Philadelphia, PA -- (ReleaseWire) -- 03/17/2016 --A recent episode of the popular Cesar 911 — a National Geographic show centered on dog training and rehabilitation by "Dog Whisperer" Cesar Millan — is stirring up controversy due to an incident that occurred during a training exercise between a dog and a pig.

During the segment the dog, whose aggressive behavior towards pigs was the focus of Millan's training, bit a pig, drawing blood. An animal rights activist who saw the episode is pursuing charges of animal cruelty. Millan is denying these charges, claiming that it was a hiccup in a process that ultimately resulted in the rehabilitation of the dog — a claim that has yet to be independently verified.

If an incident such as this can occur during training by a world-famous "expert," what kind of safety standards are everyday dog trainers following? How can the average dog owner ensure the safety and well being of a misbehaving dog?

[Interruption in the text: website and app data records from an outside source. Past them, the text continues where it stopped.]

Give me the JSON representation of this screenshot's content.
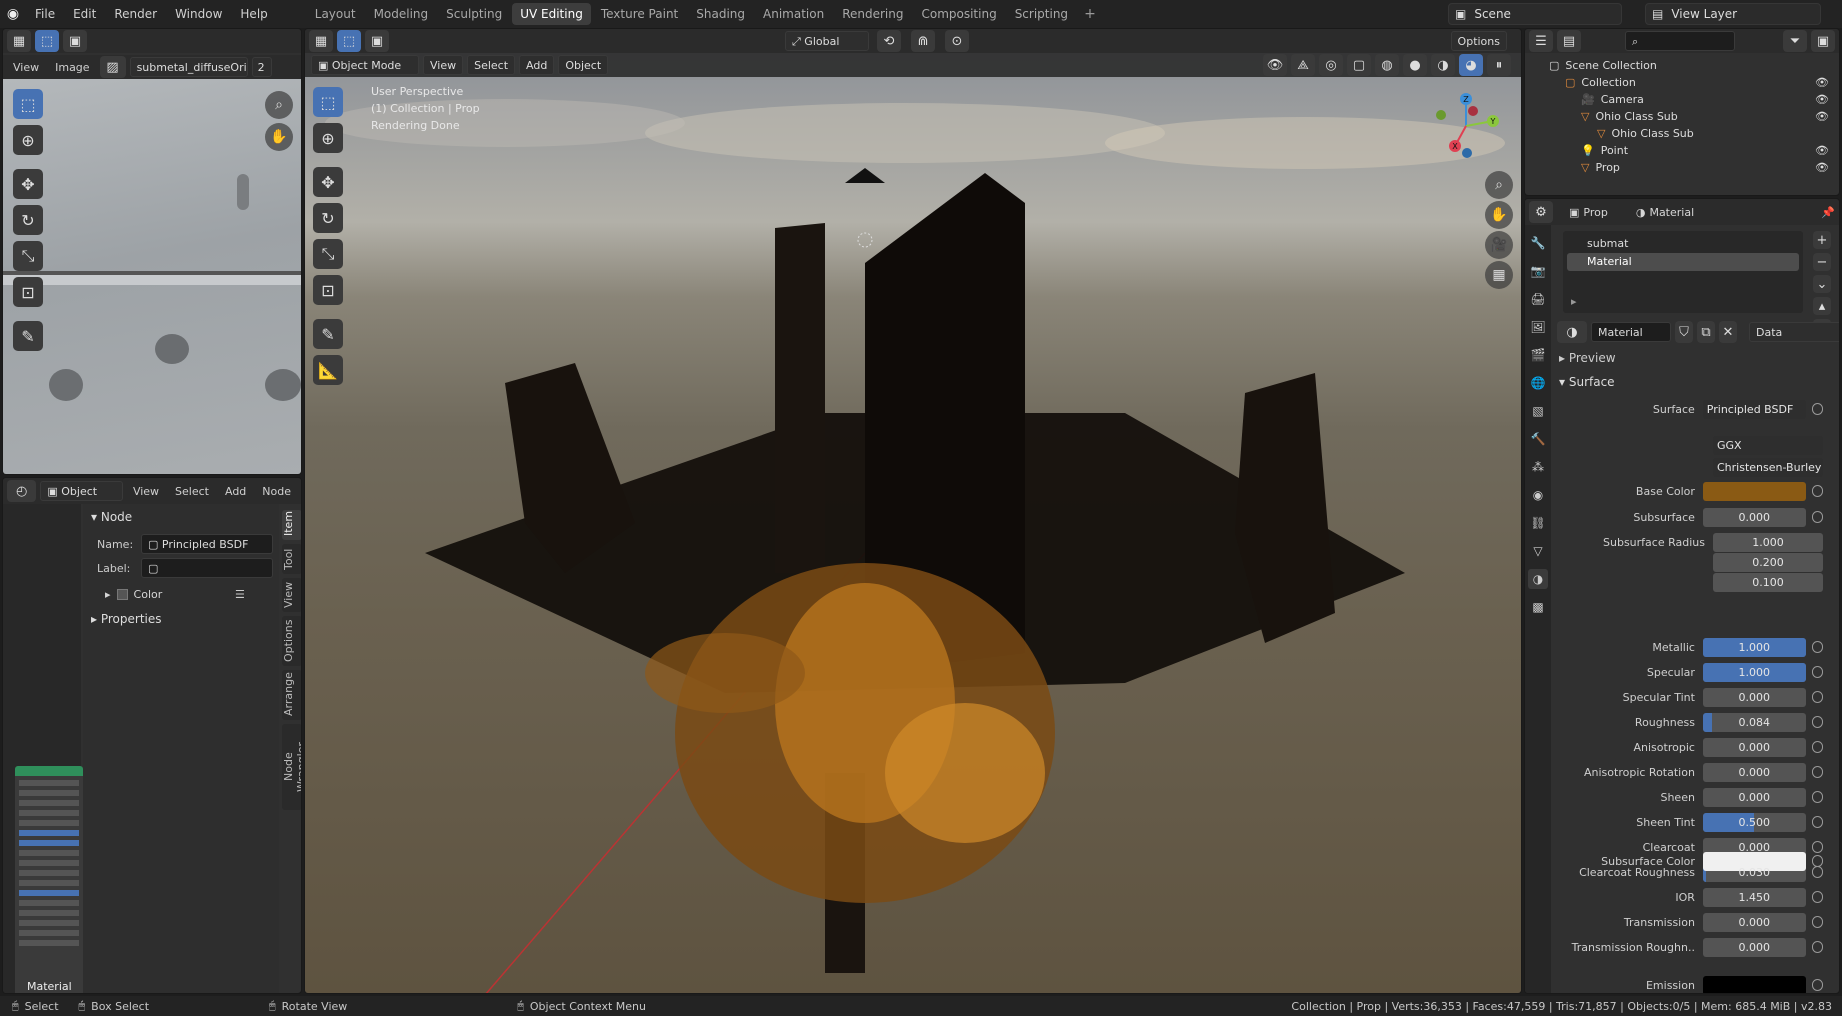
{
  "menu": [
    "File",
    "Edit",
    "Render",
    "Window",
    "Help"
  ],
  "workspaces": [
    "Layout",
    "Modeling",
    "Sculpting",
    "UV Editing",
    "Texture Paint",
    "Shading",
    "Animation",
    "Rendering",
    "Compositing",
    "Scripting"
  ],
  "active_workspace": "UV Editing",
  "scene": "Scene",
  "view_layer": "View Layer",
  "image_editor": {
    "menus": [
      "View",
      "Image"
    ],
    "image_name": "submetal_diffuseOri...",
    "users": "2"
  },
  "viewport_header": {
    "transform_orientation": "Global",
    "options": "Options",
    "mode": "Object Mode",
    "menus": [
      "View",
      "Select",
      "Add",
      "Object"
    ]
  },
  "viewport_overlay": {
    "line1": "User Perspective",
    "line2": "(1) Collection | Prop",
    "line3": "Rendering Done"
  },
  "gizmo_axes": {
    "x": "X",
    "y": "Y",
    "z": "Z"
  },
  "node_editor": {
    "mode": "Object",
    "menus": [
      "View",
      "Select",
      "Add",
      "Node"
    ],
    "section_node": "Node",
    "name_label": "Name:",
    "name_value": "Principled BSDF",
    "label_label": "Label:",
    "label_value": "",
    "color_label": "Color",
    "properties_label": "Properties",
    "side_tabs": [
      "Item",
      "Tool",
      "View",
      "Options",
      "Arrange",
      "Node Wrangler"
    ],
    "minimap_title": "Material"
  },
  "outliner": {
    "scene_collection": "Scene Collection",
    "items": [
      {
        "name": "Collection",
        "indent": 1
      },
      {
        "name": "Camera",
        "indent": 2
      },
      {
        "name": "Ohio Class Sub",
        "indent": 2
      },
      {
        "name": "Ohio Class Sub",
        "indent": 3
      },
      {
        "name": "Point",
        "indent": 2
      },
      {
        "name": "Prop",
        "indent": 2
      }
    ]
  },
  "properties": {
    "breadcrumb_object": "Prop",
    "breadcrumb_tab": "Material",
    "slots": [
      "submat",
      "Material"
    ],
    "active_slot": "Material",
    "material_name": "Material",
    "link": "Data",
    "preview": "Preview",
    "surface_section": "Surface",
    "surface_label": "Surface",
    "surface_value": "Principled BSDF",
    "distribution": "GGX",
    "subsurface_method": "Christensen-Burley",
    "base_color_label": "Base Color",
    "base_color": "#8a5a14",
    "subsurface_color_label": "Subsurface Color",
    "subsurface_color": "#f0f0f0",
    "emission_label": "Emission",
    "emission_color": "#000000",
    "rows": [
      {
        "label": "Subsurface",
        "value": "0.000",
        "fill": 0
      },
      {
        "label": "Subsurface Radius",
        "value": "1.000",
        "fill": 0
      },
      {
        "label": "",
        "value": "0.200",
        "fill": 0
      },
      {
        "label": "",
        "value": "0.100",
        "fill": 0
      },
      {
        "label": "Metallic",
        "value": "1.000",
        "fill": 1
      },
      {
        "label": "Specular",
        "value": "1.000",
        "fill": 1
      },
      {
        "label": "Specular Tint",
        "value": "0.000",
        "fill": 0
      },
      {
        "label": "Roughness",
        "value": "0.084",
        "fill": 0.084
      },
      {
        "label": "Anisotropic",
        "value": "0.000",
        "fill": 0
      },
      {
        "label": "Anisotropic Rotation",
        "value": "0.000",
        "fill": 0
      },
      {
        "label": "Sheen",
        "value": "0.000",
        "fill": 0
      },
      {
        "label": "Sheen Tint",
        "value": "0.500",
        "fill": 0.5
      },
      {
        "label": "Clearcoat",
        "value": "0.000",
        "fill": 0
      },
      {
        "label": "Clearcoat Roughness",
        "value": "0.030",
        "fill": 0.03
      },
      {
        "label": "IOR",
        "value": "1.450",
        "fill": 0
      },
      {
        "label": "Transmission",
        "value": "0.000",
        "fill": 0
      },
      {
        "label": "Transmission Roughn..",
        "value": "0.000",
        "fill": 0
      }
    ]
  },
  "statusbar": {
    "select": "Select",
    "box_select": "Box Select",
    "rotate_view": "Rotate View",
    "context_menu": "Object Context Menu",
    "stats": "Collection | Prop | Verts:36,353 | Faces:47,559 | Tris:71,857 | Objects:0/5 | Mem: 685.4 MiB | v2.83"
  }
}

Right now in the U.S., anyone who wants to work with dogs can call themselves a dog trainer or behaviorist. Specific training isn't necessary, and accreditation is not required.

Bradley Phifer, President of the Certification Council for Professional Dog Trainers speaks about the dangers of this situation, saying that "viewers are only shown an edited segment of his entire process, and undoubtedly this segment is meant to drive ratings, however, Mr. Millan has long been criticized by dog training and behavior professionals for his archaic techniques. This incident demonstrates why certification standards are important; they ensure that professionals have demonstrated a level of knowledge and adherence to a code of ethics."

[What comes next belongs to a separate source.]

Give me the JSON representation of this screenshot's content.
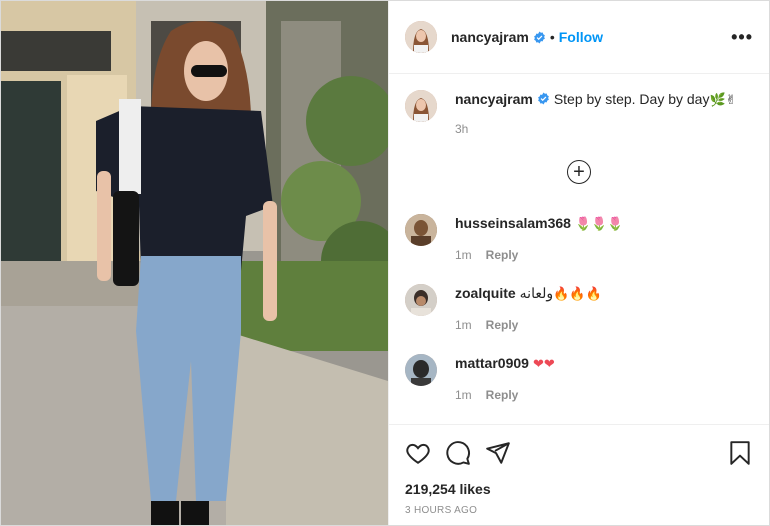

Phifer added that "professional dog trainers have the responsibility to not only train the dog, but to do so in a manner that does not create a safety risk to the public (or other animals). The CCPDT's Humane Hierarchy serves to guide its certificants, and other dog training professionals, in their decision-making process during dog training and behavior modification. Additionally, it assists the public in understanding the standard of care that should be applied by dog training and behavior professionals when determining the order of implementation for training practices and methodologies."

With this system of standards and training in place, CCPDT hopes to improve the lives of both dogs and their families, while minimizing the risk of safety and ethical violations during training and behavior modification exercises.

The Certification Council for Professional Dog Trainers (CCPDT) is the leading accredited independent certifying organization for the dog training and behavior profession. The CCPDT leads in the development of rigorous exams to demonstrate mastery of humane, science-based dog training practices. Thousands of dog training professionals worldwide maintain the CCPDT's certifications as a mark of high professional distinction. The organization is dedicated to providing professional standards that support and promote excellence in the dog training and behavior profession, and seeks to connect dog owners with trained, knowledgeable and certified trainers who have been provided with professional credentials through our examination processes.

You can find out more about the CCPDT and their exams at their website,

Alexandra Golazsewska
Alexandra Go, LLC